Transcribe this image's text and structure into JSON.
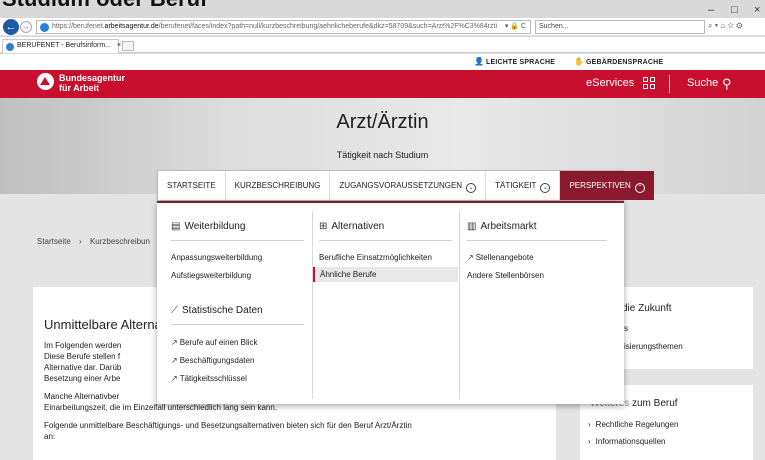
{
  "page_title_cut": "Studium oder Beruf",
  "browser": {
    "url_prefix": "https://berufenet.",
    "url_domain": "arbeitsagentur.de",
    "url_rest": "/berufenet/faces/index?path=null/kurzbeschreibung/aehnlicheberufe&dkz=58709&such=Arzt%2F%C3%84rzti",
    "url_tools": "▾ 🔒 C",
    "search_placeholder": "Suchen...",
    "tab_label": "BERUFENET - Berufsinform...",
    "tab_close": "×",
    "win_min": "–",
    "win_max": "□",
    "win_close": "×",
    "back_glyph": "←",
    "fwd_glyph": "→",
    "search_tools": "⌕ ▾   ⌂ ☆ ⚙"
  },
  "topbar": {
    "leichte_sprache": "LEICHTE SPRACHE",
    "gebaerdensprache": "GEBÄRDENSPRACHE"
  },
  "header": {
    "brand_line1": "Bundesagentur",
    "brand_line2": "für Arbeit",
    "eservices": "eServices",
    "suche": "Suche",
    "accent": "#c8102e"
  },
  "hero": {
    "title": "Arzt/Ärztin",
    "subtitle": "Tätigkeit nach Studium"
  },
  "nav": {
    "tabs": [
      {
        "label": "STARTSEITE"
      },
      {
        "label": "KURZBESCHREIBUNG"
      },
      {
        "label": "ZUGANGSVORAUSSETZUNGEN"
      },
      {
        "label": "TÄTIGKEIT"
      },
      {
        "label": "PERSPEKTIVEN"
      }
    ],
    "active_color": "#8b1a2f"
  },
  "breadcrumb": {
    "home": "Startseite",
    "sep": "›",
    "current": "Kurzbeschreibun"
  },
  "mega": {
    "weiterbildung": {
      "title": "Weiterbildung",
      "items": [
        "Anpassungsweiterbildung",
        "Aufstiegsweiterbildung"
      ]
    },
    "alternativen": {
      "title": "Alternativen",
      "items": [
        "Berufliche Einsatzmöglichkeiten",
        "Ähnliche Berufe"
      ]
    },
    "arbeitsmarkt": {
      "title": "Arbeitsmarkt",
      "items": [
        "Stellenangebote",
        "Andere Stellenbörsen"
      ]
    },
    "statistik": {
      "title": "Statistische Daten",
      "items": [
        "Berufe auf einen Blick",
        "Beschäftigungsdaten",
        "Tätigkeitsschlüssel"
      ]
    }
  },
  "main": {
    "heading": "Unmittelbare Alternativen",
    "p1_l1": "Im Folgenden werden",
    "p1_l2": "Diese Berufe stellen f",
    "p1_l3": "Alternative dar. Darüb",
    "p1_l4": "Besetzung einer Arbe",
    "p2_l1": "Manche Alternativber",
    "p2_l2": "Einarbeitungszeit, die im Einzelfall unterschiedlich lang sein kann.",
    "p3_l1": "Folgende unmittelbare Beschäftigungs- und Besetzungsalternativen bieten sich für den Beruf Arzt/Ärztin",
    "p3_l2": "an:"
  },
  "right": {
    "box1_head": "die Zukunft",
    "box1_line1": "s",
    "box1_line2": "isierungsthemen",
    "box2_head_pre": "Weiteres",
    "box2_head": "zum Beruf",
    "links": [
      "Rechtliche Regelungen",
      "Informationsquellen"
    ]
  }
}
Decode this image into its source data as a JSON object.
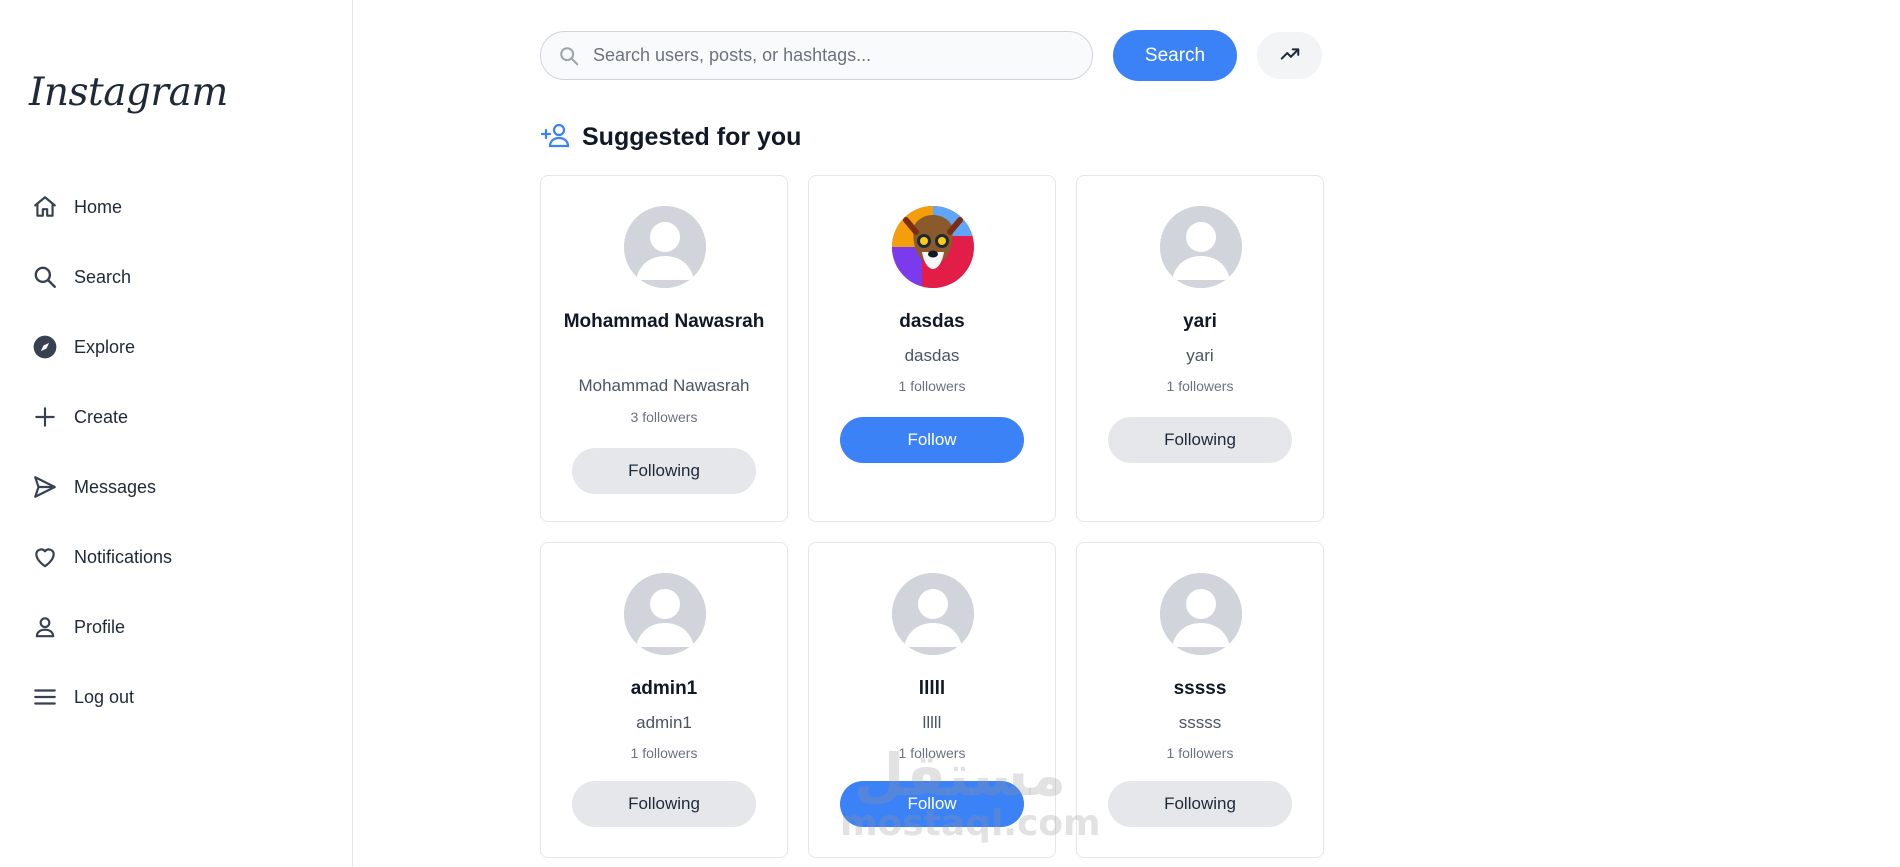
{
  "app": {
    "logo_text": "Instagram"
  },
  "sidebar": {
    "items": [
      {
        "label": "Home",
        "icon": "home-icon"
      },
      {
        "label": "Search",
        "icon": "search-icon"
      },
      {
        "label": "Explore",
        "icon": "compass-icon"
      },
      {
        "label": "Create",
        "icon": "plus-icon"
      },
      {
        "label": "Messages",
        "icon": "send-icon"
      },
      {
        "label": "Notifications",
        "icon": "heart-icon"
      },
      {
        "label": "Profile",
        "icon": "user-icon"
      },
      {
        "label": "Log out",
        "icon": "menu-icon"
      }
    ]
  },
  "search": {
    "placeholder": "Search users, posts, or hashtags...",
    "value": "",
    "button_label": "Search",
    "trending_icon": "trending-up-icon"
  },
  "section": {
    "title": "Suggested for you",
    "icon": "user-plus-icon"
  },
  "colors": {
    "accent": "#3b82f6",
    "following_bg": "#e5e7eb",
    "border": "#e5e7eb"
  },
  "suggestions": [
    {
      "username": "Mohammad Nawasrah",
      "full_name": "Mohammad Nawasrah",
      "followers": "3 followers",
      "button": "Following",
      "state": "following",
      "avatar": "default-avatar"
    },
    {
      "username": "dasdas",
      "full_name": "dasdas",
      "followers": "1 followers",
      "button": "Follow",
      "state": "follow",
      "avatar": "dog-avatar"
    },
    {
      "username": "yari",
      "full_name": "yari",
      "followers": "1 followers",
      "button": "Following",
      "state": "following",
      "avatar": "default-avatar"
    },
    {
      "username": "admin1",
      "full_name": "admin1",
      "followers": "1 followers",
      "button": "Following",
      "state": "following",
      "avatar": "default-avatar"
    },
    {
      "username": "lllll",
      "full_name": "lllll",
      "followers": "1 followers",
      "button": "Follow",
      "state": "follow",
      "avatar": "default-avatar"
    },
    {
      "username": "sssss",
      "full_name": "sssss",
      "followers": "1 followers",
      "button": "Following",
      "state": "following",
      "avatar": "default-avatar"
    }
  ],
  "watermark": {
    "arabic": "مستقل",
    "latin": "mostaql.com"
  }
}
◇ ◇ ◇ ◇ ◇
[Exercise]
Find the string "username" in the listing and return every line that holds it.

[Task answer]
      "username": "Mohammad Nawasrah",
      "username": "dasdas",
      "username": "yari",
      "username": "admin1",
      "username": "lllll",
      "username": "sssss",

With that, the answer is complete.